▶ [What this task involves]
Only the number is needed. Please count the lines below in which the word "Export" occurs.

##########

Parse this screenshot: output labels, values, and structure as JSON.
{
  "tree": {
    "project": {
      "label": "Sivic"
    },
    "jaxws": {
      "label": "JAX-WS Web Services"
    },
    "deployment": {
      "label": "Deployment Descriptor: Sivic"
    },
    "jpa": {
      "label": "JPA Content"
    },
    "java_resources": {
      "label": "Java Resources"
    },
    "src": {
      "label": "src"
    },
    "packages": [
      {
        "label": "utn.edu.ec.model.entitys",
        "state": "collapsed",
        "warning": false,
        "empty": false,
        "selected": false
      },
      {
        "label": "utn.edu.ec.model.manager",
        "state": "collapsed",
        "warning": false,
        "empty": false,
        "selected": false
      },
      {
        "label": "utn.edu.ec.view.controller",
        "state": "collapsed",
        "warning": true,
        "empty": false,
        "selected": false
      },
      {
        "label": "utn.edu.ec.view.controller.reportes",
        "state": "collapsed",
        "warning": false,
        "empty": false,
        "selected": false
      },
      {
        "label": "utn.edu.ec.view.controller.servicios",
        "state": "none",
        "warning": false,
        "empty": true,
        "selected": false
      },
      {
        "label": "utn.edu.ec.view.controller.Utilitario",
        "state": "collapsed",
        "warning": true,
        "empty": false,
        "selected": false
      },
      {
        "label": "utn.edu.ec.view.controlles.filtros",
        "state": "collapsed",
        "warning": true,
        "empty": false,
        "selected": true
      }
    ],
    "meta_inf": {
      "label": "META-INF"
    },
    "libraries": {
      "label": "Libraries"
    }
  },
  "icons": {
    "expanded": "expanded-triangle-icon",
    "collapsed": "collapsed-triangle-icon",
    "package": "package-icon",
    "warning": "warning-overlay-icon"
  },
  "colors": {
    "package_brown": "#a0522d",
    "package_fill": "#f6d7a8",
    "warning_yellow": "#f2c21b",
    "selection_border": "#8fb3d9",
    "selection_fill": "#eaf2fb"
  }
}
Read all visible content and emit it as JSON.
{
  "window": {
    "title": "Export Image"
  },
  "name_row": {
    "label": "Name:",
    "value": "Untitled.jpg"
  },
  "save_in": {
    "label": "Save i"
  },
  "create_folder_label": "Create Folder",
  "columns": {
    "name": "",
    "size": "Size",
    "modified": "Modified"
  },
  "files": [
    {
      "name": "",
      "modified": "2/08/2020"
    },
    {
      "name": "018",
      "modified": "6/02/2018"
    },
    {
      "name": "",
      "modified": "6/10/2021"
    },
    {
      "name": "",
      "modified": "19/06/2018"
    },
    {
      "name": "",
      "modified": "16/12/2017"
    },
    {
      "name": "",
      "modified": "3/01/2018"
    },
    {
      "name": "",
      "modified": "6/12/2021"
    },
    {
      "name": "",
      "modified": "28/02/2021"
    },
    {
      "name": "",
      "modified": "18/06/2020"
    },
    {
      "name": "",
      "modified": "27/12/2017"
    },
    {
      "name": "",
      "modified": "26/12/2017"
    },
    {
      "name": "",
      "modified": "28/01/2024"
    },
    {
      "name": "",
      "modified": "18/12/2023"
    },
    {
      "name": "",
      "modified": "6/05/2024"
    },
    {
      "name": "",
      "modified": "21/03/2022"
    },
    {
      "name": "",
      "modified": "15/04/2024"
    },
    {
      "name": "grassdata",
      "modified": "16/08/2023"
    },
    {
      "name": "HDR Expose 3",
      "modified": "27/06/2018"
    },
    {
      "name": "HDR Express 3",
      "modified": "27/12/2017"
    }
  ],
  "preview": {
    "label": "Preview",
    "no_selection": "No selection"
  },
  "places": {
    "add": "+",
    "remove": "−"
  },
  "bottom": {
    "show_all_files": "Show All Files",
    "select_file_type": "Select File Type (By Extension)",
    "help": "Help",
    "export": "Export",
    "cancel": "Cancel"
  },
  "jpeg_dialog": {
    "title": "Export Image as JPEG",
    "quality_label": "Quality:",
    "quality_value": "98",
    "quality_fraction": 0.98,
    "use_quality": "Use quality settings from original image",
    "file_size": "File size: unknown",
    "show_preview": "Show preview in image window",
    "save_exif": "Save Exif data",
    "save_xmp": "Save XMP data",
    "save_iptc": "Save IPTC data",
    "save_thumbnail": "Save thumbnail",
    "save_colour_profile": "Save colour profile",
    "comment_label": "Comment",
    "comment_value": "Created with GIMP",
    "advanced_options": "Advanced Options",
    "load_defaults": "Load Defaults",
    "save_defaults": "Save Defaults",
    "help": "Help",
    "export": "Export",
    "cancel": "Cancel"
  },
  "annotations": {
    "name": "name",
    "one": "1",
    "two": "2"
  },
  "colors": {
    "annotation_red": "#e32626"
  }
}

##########

▶ [Response to the task]
4